Towards the Harmonization of the European Rules on Unmanned Aircraft
Regulation (EU) 2018/1139 – referred to as the “new” Basic Regulation as it replaced Regulation (EC) No 216/2008 on common rules in the field of civil aviation – came into force on 11 Sept. 2018 and can be considered a further step ahead in view of a widely expected EU legislation on unmanned aircraft. The newly issued Regulation covers unmanned aircraft regardless of their operating mass, since its provisions are extended to all type of drones (either below or above 150 Kg operating mass). The reasoning behind the new approach is explained by Recital 26, stating that“Since unmanned aircraft also operate within the airspace alongside manned aircraft, this Regulation should cover unmanned aircraft, regardless of their operating mass. Technologies for unmanned aircraft now make possible a wide range of operations and those operations should be subject to rules that are proportionate to the risk of the particular operation or type of operations”. Pursuant to article 55 of the new Basic Regulation, the design, production, maintenance and operation of unmanned aircraft and their engines, propellers, parts, non-installed equipment and equipment to control them remotely), as well as certification and registration duties, shall comply with the essential requirements set out in Annex IX. These requirements shall apply to the design, production, operations and registration of drones. It is also provided that – taking into account the nature and risks of the activity concerned, the operational characteristics of the unmanned aircraft concerned and the characteristics of the area of operation – a certificate may be required in relation to the design, production, maintenance and operation activities.

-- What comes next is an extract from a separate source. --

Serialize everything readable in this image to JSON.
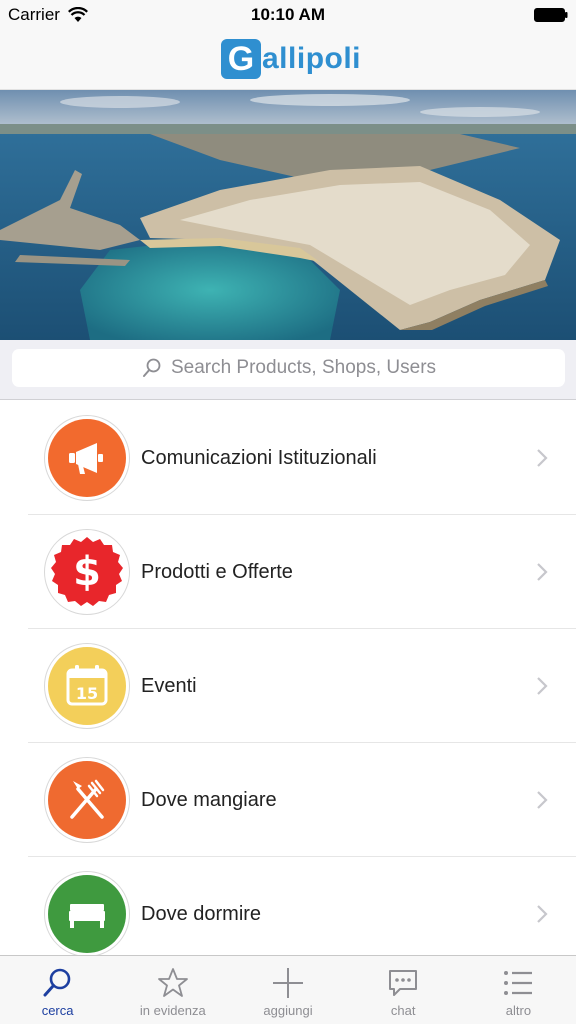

In the event that a certification is needed, additional essential requirements shall be complied with in terms of airworthiness and organization.
Furthermore, according to articles 56-57-58 of the new Basic Regulation, detailed provisions shall be laid down by way of delegated and implementing acts to be adopted by the European Commission, particularly expected with regard to rules, conditions and procedures for: (i) design, production and maintenance; (ii) registration and marking; (iii) establishing digital and harmonized national registration systems; (iv) issuing, maintaining, amending, suspending or revoking certificates (including personnel); (v) flight operations (including personnel involved in those operations). The EU Commission will now have a period of 5 years (starting from 11 Sept. 2018) in order to adopt the mentioned implementing acts, based on the technical opinions to be released by the EASA. In the meantime, each Member State will continue to have full authority on the regulation of drones, provided that each national legislation shall comply with the general guidelines established by the new Basic Regulation.
This article was originally published by Francesco Grassetti with Studio Pierallini.